Mining companies have spent several years ruthlessly reducing costs. On the bright side, this relentless focus is gradually translating into enterprise-level productivity improvements, with virtually all of the significant players targeting billions of dollars in cost savings. The past few years have put tremendous strain on the industry. Demands for efficiency have skyrocketed, while the means to invest in new programs to support such efficiency have often fallen away with prices. New technology trends in the mining industry, in the form of mining software and innovations in water resilience, are offering exceptional opportunities for efficiency gains and are worth investigating for adaptation across the sector. Apart from this, there are several procurement trends that the mining industry has been witnessing in the recent years. Here is a quick look through some of them:
Increased process automation
In the constant push for cost efficiencies and higher productivity players in the mining industry are re-examining processes and how they manage every aspect of their operation. They are also focusing on procurement trends, which include striving for greater visibility to gain an in-depth understanding of how they work and their workflow processes, in particular with contractors. The automation of procurement processes, which is considered as a significant cost saver due to its ability to overhaul the traditional way of managing supplier contracts and operations, is a more efficient way to improve governance, visibility, and control over contracts in real time.
Rising cost-cutting measures
Maximizing savings through procurement has always been of great importance in the mining industry, and this is one of the procurement trends still prevailing in the sector. As it continues to come out of a downturn, many companies in the industry are looking for new and more effective ways to shed costs further to improve operational efficiency in an unstable market. Furthermore, finding new ways to enhance savings through procurement contracts can be challenging in a climate, which leaves many mining companies without the necessary budget to invest in new technologies or resources needed to meet KPIs. Hence, it is advisable for companies in this sector to tap into the expertise within the existing business to improve results.
Supplier relationship management

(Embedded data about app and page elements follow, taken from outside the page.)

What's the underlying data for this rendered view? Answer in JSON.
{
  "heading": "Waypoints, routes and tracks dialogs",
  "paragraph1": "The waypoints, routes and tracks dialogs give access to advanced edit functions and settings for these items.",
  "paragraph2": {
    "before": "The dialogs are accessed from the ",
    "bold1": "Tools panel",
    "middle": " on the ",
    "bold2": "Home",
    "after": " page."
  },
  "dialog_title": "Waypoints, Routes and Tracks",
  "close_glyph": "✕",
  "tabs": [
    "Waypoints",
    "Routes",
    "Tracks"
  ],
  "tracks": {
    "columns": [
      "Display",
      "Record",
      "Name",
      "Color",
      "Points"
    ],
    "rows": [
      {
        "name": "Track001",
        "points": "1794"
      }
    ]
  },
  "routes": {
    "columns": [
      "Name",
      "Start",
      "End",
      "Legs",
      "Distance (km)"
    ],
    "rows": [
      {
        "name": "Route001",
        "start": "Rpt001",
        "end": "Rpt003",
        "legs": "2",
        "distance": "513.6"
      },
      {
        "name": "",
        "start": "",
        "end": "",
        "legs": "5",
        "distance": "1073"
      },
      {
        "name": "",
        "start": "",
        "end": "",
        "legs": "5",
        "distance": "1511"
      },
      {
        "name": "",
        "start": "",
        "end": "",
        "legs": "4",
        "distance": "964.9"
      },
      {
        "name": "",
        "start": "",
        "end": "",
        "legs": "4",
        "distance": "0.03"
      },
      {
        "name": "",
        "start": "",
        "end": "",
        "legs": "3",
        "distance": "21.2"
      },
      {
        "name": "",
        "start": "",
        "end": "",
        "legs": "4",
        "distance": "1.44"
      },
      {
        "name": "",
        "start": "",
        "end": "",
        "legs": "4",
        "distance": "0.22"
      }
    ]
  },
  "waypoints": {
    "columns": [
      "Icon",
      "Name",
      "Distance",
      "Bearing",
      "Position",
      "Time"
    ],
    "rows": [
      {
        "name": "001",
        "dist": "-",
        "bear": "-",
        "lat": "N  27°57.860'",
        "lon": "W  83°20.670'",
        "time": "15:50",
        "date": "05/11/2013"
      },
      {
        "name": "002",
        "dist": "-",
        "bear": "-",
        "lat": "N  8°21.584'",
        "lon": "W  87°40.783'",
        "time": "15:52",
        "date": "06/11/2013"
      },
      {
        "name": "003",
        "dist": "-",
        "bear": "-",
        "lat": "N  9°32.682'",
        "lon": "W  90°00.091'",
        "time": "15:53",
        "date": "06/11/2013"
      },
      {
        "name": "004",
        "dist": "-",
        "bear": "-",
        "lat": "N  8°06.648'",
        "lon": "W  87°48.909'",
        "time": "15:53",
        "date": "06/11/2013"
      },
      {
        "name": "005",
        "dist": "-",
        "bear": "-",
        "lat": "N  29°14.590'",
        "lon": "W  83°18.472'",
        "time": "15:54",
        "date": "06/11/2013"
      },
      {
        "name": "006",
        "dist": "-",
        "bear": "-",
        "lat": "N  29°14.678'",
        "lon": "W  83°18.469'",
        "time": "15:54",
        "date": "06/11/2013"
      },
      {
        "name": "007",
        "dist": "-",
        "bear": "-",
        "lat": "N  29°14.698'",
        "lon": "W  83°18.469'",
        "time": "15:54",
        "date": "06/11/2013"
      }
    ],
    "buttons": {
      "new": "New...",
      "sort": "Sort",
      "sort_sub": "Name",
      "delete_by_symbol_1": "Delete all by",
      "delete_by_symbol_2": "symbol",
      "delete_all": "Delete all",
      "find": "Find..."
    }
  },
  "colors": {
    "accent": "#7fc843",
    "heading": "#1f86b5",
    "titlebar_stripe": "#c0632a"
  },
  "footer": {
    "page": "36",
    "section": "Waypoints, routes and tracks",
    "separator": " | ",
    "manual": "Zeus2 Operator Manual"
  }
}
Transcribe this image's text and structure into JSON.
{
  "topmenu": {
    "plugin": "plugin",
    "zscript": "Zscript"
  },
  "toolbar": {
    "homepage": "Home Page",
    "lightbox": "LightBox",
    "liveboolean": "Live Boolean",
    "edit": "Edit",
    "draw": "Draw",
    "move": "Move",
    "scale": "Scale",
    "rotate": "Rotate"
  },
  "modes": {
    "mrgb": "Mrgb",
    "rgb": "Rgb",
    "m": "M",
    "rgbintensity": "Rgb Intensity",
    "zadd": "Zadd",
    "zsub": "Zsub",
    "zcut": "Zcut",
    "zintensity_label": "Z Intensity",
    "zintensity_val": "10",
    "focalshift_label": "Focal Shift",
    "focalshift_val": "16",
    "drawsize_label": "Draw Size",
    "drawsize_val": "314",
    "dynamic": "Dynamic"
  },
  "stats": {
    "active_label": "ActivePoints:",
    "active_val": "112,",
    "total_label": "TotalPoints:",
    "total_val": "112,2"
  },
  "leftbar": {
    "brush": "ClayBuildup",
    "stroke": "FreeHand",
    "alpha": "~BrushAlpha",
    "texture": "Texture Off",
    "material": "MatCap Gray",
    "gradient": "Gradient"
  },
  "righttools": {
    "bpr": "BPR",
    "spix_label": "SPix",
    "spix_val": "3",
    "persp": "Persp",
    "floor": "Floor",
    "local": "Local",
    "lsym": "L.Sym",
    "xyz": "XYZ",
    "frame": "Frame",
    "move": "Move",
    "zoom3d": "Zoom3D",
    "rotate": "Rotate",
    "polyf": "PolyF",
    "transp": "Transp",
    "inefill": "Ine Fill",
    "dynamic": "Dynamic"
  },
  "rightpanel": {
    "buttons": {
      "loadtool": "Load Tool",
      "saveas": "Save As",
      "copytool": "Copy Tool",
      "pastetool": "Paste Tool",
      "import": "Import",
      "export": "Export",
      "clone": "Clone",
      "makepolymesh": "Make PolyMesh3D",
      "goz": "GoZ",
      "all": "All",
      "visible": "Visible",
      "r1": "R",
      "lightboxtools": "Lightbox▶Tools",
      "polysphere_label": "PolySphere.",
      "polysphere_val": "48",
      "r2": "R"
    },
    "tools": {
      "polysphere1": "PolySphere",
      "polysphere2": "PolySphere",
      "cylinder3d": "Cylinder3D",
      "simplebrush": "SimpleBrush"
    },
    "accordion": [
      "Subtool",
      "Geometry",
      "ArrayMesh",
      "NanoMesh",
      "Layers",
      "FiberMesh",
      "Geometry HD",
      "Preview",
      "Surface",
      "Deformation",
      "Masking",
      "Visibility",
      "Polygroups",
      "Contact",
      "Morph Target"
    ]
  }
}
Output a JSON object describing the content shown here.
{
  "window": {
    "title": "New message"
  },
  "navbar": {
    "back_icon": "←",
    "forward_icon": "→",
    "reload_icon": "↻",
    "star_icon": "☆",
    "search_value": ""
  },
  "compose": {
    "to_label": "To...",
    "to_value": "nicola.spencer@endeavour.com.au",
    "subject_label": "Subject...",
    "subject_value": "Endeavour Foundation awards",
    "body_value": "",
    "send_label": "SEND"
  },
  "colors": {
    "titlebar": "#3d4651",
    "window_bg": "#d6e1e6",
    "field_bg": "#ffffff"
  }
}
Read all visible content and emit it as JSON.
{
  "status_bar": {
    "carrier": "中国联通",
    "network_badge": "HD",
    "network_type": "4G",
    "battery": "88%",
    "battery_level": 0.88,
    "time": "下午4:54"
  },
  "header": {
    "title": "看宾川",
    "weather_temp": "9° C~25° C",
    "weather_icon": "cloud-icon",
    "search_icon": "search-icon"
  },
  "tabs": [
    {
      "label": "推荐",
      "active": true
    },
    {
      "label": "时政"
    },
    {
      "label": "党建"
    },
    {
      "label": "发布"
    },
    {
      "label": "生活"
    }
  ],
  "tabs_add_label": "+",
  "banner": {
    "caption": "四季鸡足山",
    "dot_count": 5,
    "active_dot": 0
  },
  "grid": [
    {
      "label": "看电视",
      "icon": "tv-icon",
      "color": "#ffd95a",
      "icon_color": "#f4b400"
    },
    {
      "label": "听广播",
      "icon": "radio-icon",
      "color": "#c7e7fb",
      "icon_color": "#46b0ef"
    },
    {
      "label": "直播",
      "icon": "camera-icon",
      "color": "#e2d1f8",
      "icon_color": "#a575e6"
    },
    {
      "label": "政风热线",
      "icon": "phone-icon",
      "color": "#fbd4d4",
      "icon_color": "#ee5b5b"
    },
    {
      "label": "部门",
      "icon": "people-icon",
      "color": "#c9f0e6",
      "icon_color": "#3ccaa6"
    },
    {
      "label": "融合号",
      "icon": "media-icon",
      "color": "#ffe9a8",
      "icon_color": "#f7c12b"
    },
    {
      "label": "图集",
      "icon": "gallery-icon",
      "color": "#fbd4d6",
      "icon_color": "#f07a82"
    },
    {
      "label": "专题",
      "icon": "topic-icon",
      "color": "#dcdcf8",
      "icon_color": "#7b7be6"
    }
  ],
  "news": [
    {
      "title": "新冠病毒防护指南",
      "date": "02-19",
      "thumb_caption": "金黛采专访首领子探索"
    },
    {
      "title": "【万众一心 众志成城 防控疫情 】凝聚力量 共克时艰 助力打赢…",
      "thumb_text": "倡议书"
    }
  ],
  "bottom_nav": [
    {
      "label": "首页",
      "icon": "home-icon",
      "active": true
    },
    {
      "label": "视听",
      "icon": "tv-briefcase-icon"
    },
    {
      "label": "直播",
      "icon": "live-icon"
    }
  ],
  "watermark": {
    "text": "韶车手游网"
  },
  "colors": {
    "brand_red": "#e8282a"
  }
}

The change in the economy and ongoing uncertainty around the future of resource prices has caused many companies in the mining industry to look at existing supplier relationships and contracts and reconsider if they are the best option in the current market environment. Also, the cost is not the primary factor influencing companies to seek new suppliers. Companies in this sector are increasingly considering factors such as quality of the products or service as a critical factor. This indicates that, while many suppliers in the mining industry are trying to differentiate themselves currently only based on cost, it is clearly not the determining factor for most and other qualities are considered more critical to business.